LATEST SHOWS

BUSINESS DAILY

French growth grinds to a halt over strikes

Read more

IN THE PAPERS

Norway will 'move mountains' for Nordic neighbor Finland

Read more

IN THE PAPERS

French media ban on naming jihadists: 'Good intention, bad result'

Read more

EYE ON AFRICA

Gigantic snails are a delicacy in Ivory Coast

Read more

MEDIAWATCH

Hollande and Valls tell Trump: 'France is still France!'

Read more

THE DEBATE

It's all about Trump: How effective will the Democratic Party campaign be?

Read more

FOCUS

Indian women on frontline of battle against alcohol

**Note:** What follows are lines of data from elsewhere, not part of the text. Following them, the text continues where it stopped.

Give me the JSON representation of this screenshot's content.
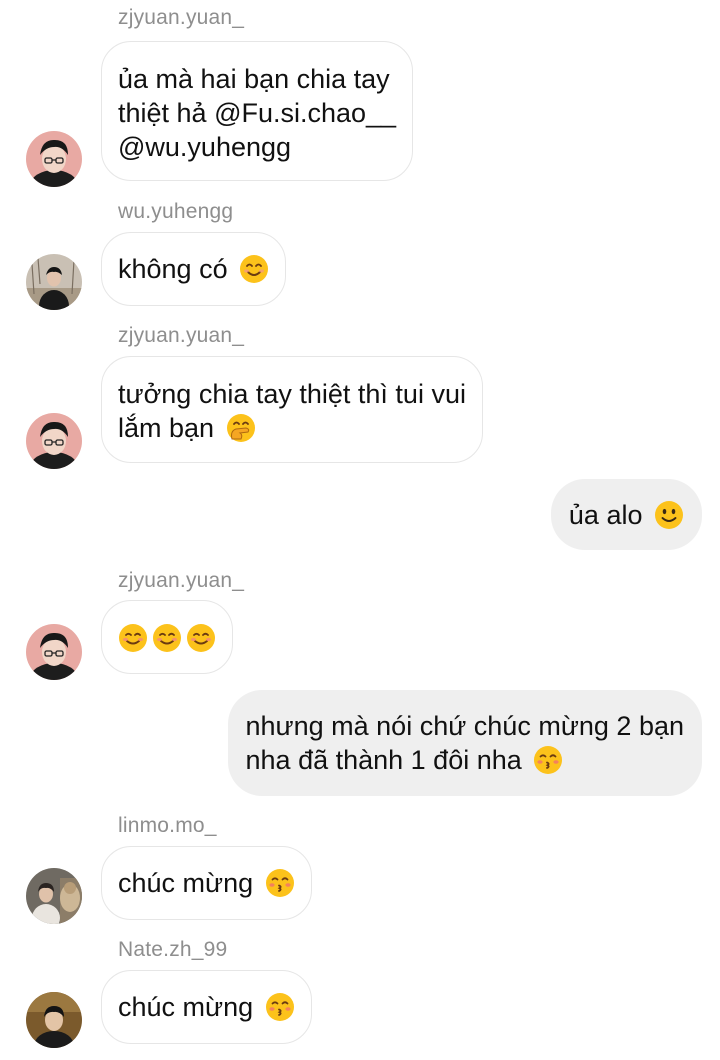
{
  "messages": [
    {
      "sender": "zjyuan.yuan_",
      "lines": [
        "ủa mà hai bạn chia tay",
        "thiệt hả @Fu.si.chao__",
        "@wu.yuhengg"
      ]
    },
    {
      "sender": "wu.yuhengg",
      "lines": [
        "không có"
      ],
      "emoji": "smiling-face-with-smiling-eyes-icon"
    },
    {
      "sender": "zjyuan.yuan_",
      "lines": [
        "tưởng chia tay thiệt thì tui vui",
        "lắm bạn"
      ],
      "emoji": "face-with-hand-over-mouth-icon"
    },
    {
      "outgoing": true,
      "lines": [
        "ủa alo"
      ],
      "emoji": "slightly-smiling-face-icon"
    },
    {
      "sender": "zjyuan.yuan_",
      "emoji_row": [
        "smiling-face-icon",
        "smiling-face-icon",
        "smiling-face-icon"
      ]
    },
    {
      "outgoing": true,
      "lines": [
        "nhưng mà nói chứ chúc mừng 2 bạn",
        "nha đã thành 1 đôi nha"
      ],
      "emoji": "kissing-face-with-closed-eyes-icon"
    },
    {
      "sender": "linmo.mo_",
      "lines": [
        "chúc mừng"
      ],
      "emoji": "kissing-face-with-closed-eyes-icon"
    },
    {
      "sender": "Nate.zh_99",
      "lines": [
        "chúc mừng"
      ],
      "emoji": "kissing-face-with-closed-eyes-icon"
    }
  ],
  "colors": {
    "incoming_bubble": "#ffffff",
    "incoming_border": "#e6e6e6",
    "outgoing_bubble": "#efefef",
    "sender_text": "#8e8e8e",
    "emoji_yellow": "#fcc21b"
  }
}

Read more

FRENCH CONNECTIONS

35 hours: Are French workers lazy?

Read more

INSIDE THE AMERICAS

Race to the White House: Hillary Clinton's popularity problem

Read more

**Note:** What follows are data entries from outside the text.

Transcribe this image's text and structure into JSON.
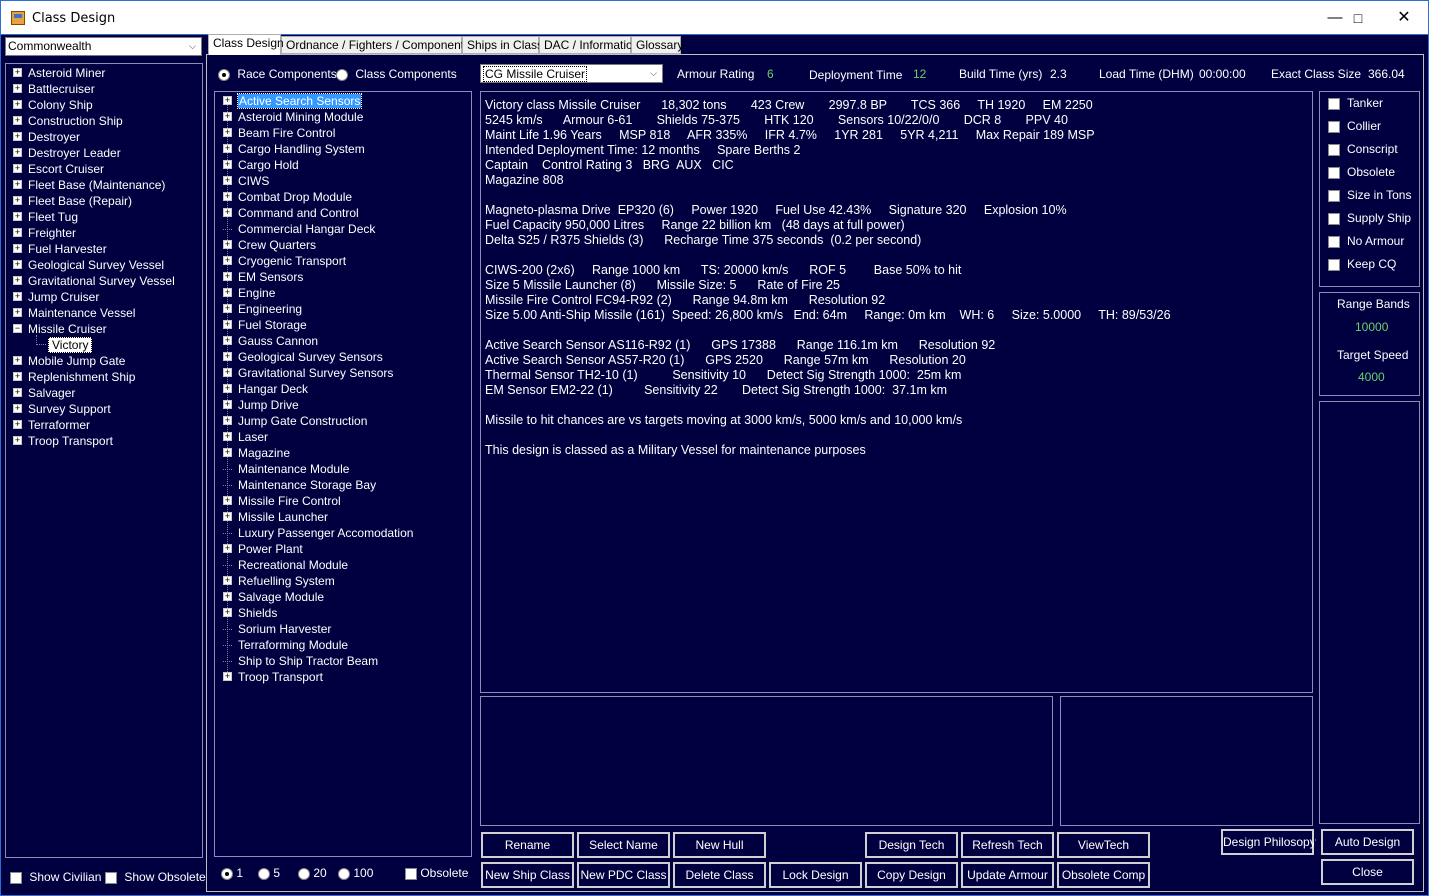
{
  "window": {
    "title": "Class Design"
  },
  "race_select": {
    "value": "Commonwealth"
  },
  "class_tree": [
    {
      "label": "Asteroid Miner",
      "expanded": false
    },
    {
      "label": "Battlecruiser",
      "expanded": false
    },
    {
      "label": "Colony Ship",
      "expanded": false
    },
    {
      "label": "Construction Ship",
      "expanded": false
    },
    {
      "label": "Destroyer",
      "expanded": false
    },
    {
      "label": "Destroyer Leader",
      "expanded": false
    },
    {
      "label": "Escort Cruiser",
      "expanded": false
    },
    {
      "label": "Fleet Base (Maintenance)",
      "expanded": false
    },
    {
      "label": "Fleet Base (Repair)",
      "expanded": false
    },
    {
      "label": "Fleet Tug",
      "expanded": false
    },
    {
      "label": "Freighter",
      "expanded": false
    },
    {
      "label": "Fuel Harvester",
      "expanded": false
    },
    {
      "label": "Geological Survey Vessel",
      "expanded": false
    },
    {
      "label": "Gravitational Survey Vessel",
      "expanded": false
    },
    {
      "label": "Jump Cruiser",
      "expanded": false
    },
    {
      "label": "Maintenance Vessel",
      "expanded": false
    },
    {
      "label": "Missile Cruiser",
      "expanded": true
    },
    {
      "label": "Victory",
      "child": true,
      "selected": true
    },
    {
      "label": "Mobile Jump Gate",
      "expanded": false
    },
    {
      "label": "Replenishment Ship",
      "expanded": false
    },
    {
      "label": "Salvager",
      "expanded": false
    },
    {
      "label": "Survey Support",
      "expanded": false
    },
    {
      "label": "Terraformer",
      "expanded": false
    },
    {
      "label": "Troop Transport",
      "expanded": false
    }
  ],
  "left_footer": {
    "show_civilian": "Show Civilian",
    "show_obsolete": "Show Obsolete"
  },
  "tabs": [
    "Class Design",
    "Ordnance / Fighters / Components",
    "Ships in Class",
    "DAC / Information",
    "Glossary"
  ],
  "component_mode": {
    "race": "Race Components",
    "class": "Class Components",
    "selected": "race"
  },
  "hull_select": {
    "value": "CG Missile Cruiser"
  },
  "stats": {
    "armour_rating_label": "Armour Rating",
    "armour_rating": "6",
    "deployment_time_label": "Deployment Time",
    "deployment_time": "12",
    "build_time_label": "Build Time (yrs)",
    "build_time": "2.3",
    "load_time_label": "Load Time (DHM)",
    "load_time": "00:00:00",
    "class_size_label": "Exact Class Size",
    "class_size": "366.04"
  },
  "component_tree": [
    {
      "label": "Active Search Sensors",
      "expandable": true,
      "selected": true
    },
    {
      "label": "Asteroid Mining Module",
      "expandable": true
    },
    {
      "label": "Beam Fire Control",
      "expandable": true
    },
    {
      "label": "Cargo Handling System",
      "expandable": true
    },
    {
      "label": "Cargo Hold",
      "expandable": true
    },
    {
      "label": "CIWS",
      "expandable": true
    },
    {
      "label": "Combat Drop Module",
      "expandable": true
    },
    {
      "label": "Command and Control",
      "expandable": true
    },
    {
      "label": "Commercial Hangar Deck",
      "expandable": false
    },
    {
      "label": "Crew Quarters",
      "expandable": true
    },
    {
      "label": "Cryogenic Transport",
      "expandable": true
    },
    {
      "label": "EM Sensors",
      "expandable": true
    },
    {
      "label": "Engine",
      "expandable": true
    },
    {
      "label": "Engineering",
      "expandable": true
    },
    {
      "label": "Fuel Storage",
      "expandable": true
    },
    {
      "label": "Gauss Cannon",
      "expandable": true
    },
    {
      "label": "Geological Survey Sensors",
      "expandable": true
    },
    {
      "label": "Gravitational Survey Sensors",
      "expandable": true
    },
    {
      "label": "Hangar Deck",
      "expandable": true
    },
    {
      "label": "Jump Drive",
      "expandable": true
    },
    {
      "label": "Jump Gate Construction",
      "expandable": true
    },
    {
      "label": "Laser",
      "expandable": true
    },
    {
      "label": "Magazine",
      "expandable": true
    },
    {
      "label": "Maintenance Module",
      "expandable": false
    },
    {
      "label": "Maintenance Storage Bay",
      "expandable": false
    },
    {
      "label": "Missile Fire Control",
      "expandable": true
    },
    {
      "label": "Missile Launcher",
      "expandable": true
    },
    {
      "label": "Luxury Passenger Accomodation",
      "expandable": false
    },
    {
      "label": "Power Plant",
      "expandable": true
    },
    {
      "label": "Recreational Module",
      "expandable": false
    },
    {
      "label": "Refuelling System",
      "expandable": true
    },
    {
      "label": "Salvage Module",
      "expandable": true
    },
    {
      "label": "Shields",
      "expandable": true
    },
    {
      "label": "Sorium Harvester",
      "expandable": false
    },
    {
      "label": "Terraforming Module",
      "expandable": false
    },
    {
      "label": "Ship to Ship Tractor Beam",
      "expandable": false
    },
    {
      "label": "Troop Transport",
      "expandable": true
    }
  ],
  "add_quantity": {
    "options": [
      "1",
      "5",
      "20",
      "100"
    ],
    "selected": "1",
    "obsolete": "Obsolete"
  },
  "summary_lines": [
    "Victory class Missile Cruiser      18,302 tons       423 Crew       2997.8 BP       TCS 366     TH 1920     EM 2250",
    "5245 km/s      Armour 6-61       Shields 75-375       HTK 120       Sensors 10/22/0/0       DCR 8       PPV 40",
    "Maint Life 1.96 Years     MSP 818     AFR 335%     IFR 4.7%     1YR 281     5YR 4,211     Max Repair 189 MSP",
    "Intended Deployment Time: 12 months     Spare Berths 2",
    "Captain    Control Rating 3   BRG  AUX   CIC",
    "Magazine 808",
    "",
    "Magneto-plasma Drive  EP320 (6)     Power 1920     Fuel Use 42.43%     Signature 320     Explosion 10%",
    "Fuel Capacity 950,000 Litres     Range 22 billion km   (48 days at full power)",
    "Delta S25 / R375 Shields (3)      Recharge Time 375 seconds  (0.2 per second)",
    "",
    "CIWS-200 (2x6)     Range 1000 km      TS: 20000 km/s      ROF 5        Base 50% to hit",
    "Size 5 Missile Launcher (8)      Missile Size: 5      Rate of Fire 25",
    "Missile Fire Control FC94-R92 (2)      Range 94.8m km      Resolution 92",
    "Size 5.00 Anti-Ship Missile (161)  Speed: 26,800 km/s   End: 64m     Range: 0m km    WH: 6     Size: 5.0000     TH: 89/53/26",
    "",
    "Active Search Sensor AS116-R92 (1)      GPS 17388      Range 116.1m km      Resolution 92",
    "Active Search Sensor AS57-R20 (1)      GPS 2520      Range 57m km      Resolution 20",
    "Thermal Sensor TH2-10 (1)          Sensitivity 10      Detect Sig Strength 1000:  25m km",
    "EM Sensor EM2-22 (1)         Sensitivity 22       Detect Sig Strength 1000:  37.1m km",
    "",
    "Missile to hit chances are vs targets moving at 3000 km/s, 5000 km/s and 10,000 km/s",
    "",
    "This design is classed as a Military Vessel for maintenance purposes"
  ],
  "options": [
    "Tanker",
    "Collier",
    "Conscript",
    "Obsolete",
    "Size in Tons",
    "Supply Ship",
    "No Armour",
    "Keep CQ"
  ],
  "range_bands": {
    "label": "Range Bands",
    "value": "10000",
    "target_speed_label": "Target Speed",
    "target_speed": "4000"
  },
  "buttons": {
    "rename": "Rename",
    "select_name": "Select Name",
    "new_hull": "New Hull",
    "design_tech": "Design Tech",
    "refresh_tech": "Refresh Tech",
    "view_tech": "ViewTech",
    "design_philosophy": "Design Philosopy",
    "auto_design": "Auto Design",
    "new_ship_class": "New Ship Class",
    "new_pdc_class": "New PDC Class",
    "delete_class": "Delete Class",
    "lock_design": "Lock Design",
    "copy_design": "Copy Design",
    "update_armour": "Update Armour",
    "obsolete_comp": "Obsolete Comp",
    "close": "Close"
  }
}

McCain evokes possibility of defeat in presidential race

Text by Guillaume MEYER , AFP

Latest update : 2008-12-09

Republican presidential hopeful John McCain said former US secretary of state Colin Powell's decision to endorse his Democratic rival was no surprise, and evoked the possibility of electoral defeat.

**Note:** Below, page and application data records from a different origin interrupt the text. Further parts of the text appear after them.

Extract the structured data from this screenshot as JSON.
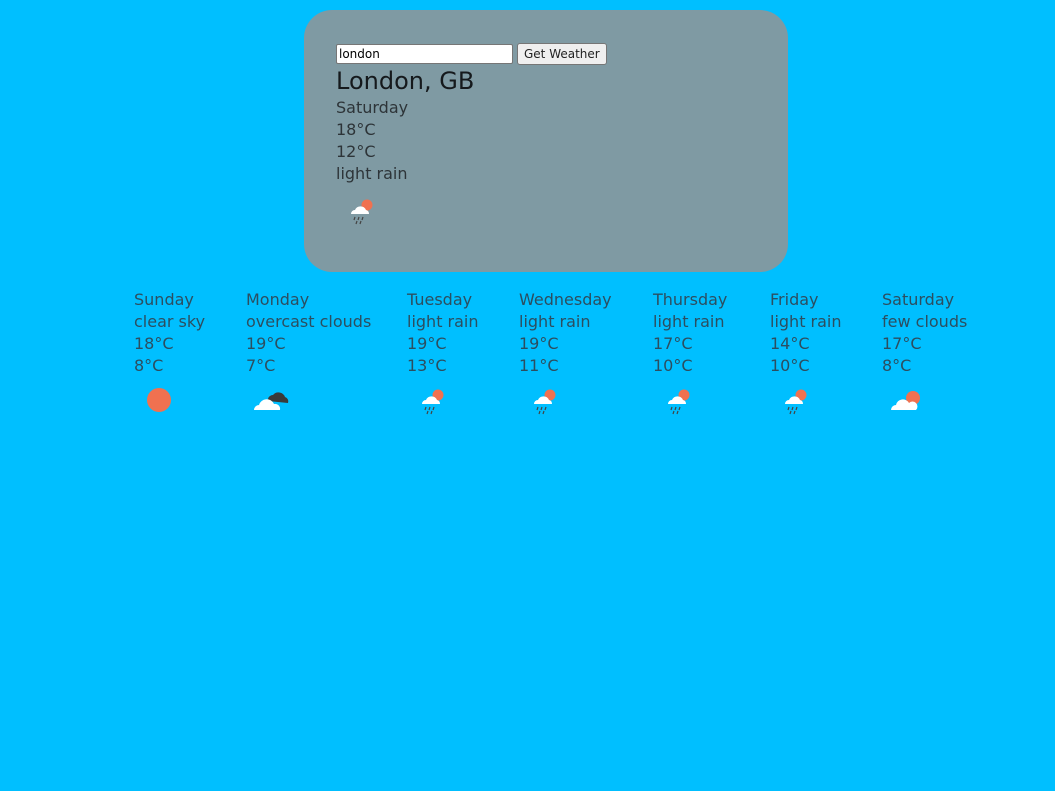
{
  "search": {
    "value": "london",
    "button_label": "Get Weather"
  },
  "current": {
    "city": "London, GB",
    "day": "Saturday",
    "high": "18°C",
    "low": "12°C",
    "description": "light rain",
    "icon": "light-rain-icon"
  },
  "forecast": [
    {
      "day": "Sunday",
      "description": "clear sky",
      "high": "18°C",
      "low": "8°C",
      "icon": "sun-icon"
    },
    {
      "day": "Monday",
      "description": "overcast clouds",
      "high": "19°C",
      "low": "7°C",
      "icon": "overcast-clouds-icon"
    },
    {
      "day": "Tuesday",
      "description": "light rain",
      "high": "19°C",
      "low": "13°C",
      "icon": "light-rain-icon"
    },
    {
      "day": "Wednesday",
      "description": "light rain",
      "high": "19°C",
      "low": "11°C",
      "icon": "light-rain-icon"
    },
    {
      "day": "Thursday",
      "description": "light rain",
      "high": "17°C",
      "low": "10°C",
      "icon": "light-rain-icon"
    },
    {
      "day": "Friday",
      "description": "light rain",
      "high": "14°C",
      "low": "10°C",
      "icon": "light-rain-icon"
    },
    {
      "day": "Saturday",
      "description": "few clouds",
      "high": "17°C",
      "low": "8°C",
      "icon": "few-clouds-icon"
    }
  ],
  "colors": {
    "background": "#00bfff",
    "card": "#7f9aa3",
    "sun": "#f07150",
    "cloud": "#ffffff",
    "dark_cloud": "#3a3a3a"
  }
}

FRANCE 24's Observers weigh in on the 2008 US presidential race.

 

 

Republican White House candidate John McCain, who has seen his standing in the polls sink in recent weeks, on Sunday evoked the prospect of his own defeat but said he would not be "feeling sorry for himself" if he lost.

 


   
Asked on Fox News Sunday whether he had considered the possibility of losing on November 4 to his Democratic rival Barack Obama, McCain said "Oh sure. I mean, I don't dwell on it.
   
"But look, I've had a wonderful life. I have to go back and live in Arizona, and be in the United States Senate representing them, and with a wonderful family," he added.
   
"I'm the luckiest guy you ever interviewed.... Don't feel sorry for John McCain, and John McCain will be concentrating on not feeling sorry for himself."
   
According to a national poll average compiled by independent website Realclearpolitics, Obama leads McCain by five points, 48.9 percent to 43.9 percent.
   
And Colin Powell, who served as President George W. Bush's secretary of state, dealt McCain's hopes a crippling blow Sunday when he endorsed Obama.
   
McCain brushed the rebuff aside, saying Powell's endorsement "doesn't come as a surprise" and cited the support of other former secretaries of state including Henry Kissinger and James Baker.
   
McCain also said he would not let himself get derailed by critical reports about him or, in the case of a New York Times report Saturday, his wife Cindy McCain.
   
"I just want to go on with this campaign," McCain said. "Most Americans want in these difficult economic times to see who has a plan of action for getting our economy out of the ditch, helping working families, men and women.
   
"I think I made a very good point of that, that I have that plan.... I think it's being reflected in the polls.
   
While some polls show Obama extending his lead into double digits -- a New York Times/CBS News poll released Tuesday had Obama ahead by 14 points, 53 to 39 percent -- recent days have seen McCain claw back a few points in national poll averages.
   
McCain, 72, acknowledges he is trailing Obama, 47, but said he relishes the chance to make a shock comeback.
   
"I'm very pleased where we are. And I love being the underdog," he said, even allowing a lighthearted moment: "You know, every time that I've gotten ahead, somehow I've messed it up."

Date created : 2008-10-19

COMMENT(S)